## Description of the task
In the records below, some lines hold the word "информации". Copy each of those lines.

Data entries:
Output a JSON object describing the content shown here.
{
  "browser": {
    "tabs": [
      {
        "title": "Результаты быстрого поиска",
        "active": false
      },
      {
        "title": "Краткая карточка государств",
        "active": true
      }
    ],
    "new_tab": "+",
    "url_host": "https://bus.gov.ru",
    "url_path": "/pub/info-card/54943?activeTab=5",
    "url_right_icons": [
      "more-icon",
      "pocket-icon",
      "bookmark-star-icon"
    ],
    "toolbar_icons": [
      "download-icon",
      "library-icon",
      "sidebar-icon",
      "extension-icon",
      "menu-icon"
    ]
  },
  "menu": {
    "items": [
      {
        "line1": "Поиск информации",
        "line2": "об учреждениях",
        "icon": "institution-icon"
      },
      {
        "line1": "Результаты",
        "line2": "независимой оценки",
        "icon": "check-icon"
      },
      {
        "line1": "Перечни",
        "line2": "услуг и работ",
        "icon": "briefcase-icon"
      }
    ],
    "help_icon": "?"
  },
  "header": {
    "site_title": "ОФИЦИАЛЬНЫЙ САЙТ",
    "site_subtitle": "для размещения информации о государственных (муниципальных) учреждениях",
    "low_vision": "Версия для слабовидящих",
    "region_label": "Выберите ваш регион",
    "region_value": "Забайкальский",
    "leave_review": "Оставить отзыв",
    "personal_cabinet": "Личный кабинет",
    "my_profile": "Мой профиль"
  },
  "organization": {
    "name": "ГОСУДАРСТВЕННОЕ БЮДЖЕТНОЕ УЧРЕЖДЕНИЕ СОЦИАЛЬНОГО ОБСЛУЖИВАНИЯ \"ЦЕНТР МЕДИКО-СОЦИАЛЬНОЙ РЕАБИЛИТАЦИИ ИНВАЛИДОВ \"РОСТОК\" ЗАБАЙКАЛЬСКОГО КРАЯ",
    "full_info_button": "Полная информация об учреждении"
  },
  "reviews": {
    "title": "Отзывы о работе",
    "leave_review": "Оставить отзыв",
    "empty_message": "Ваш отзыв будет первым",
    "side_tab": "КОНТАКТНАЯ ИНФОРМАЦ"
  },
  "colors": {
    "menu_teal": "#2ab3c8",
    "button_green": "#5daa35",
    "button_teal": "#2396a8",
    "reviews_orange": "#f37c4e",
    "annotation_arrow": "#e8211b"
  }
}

## The answer
        "line1": "Поиск информации",
    "site_subtitle": "для размещения информации о государственных (муниципальных) учреждениях",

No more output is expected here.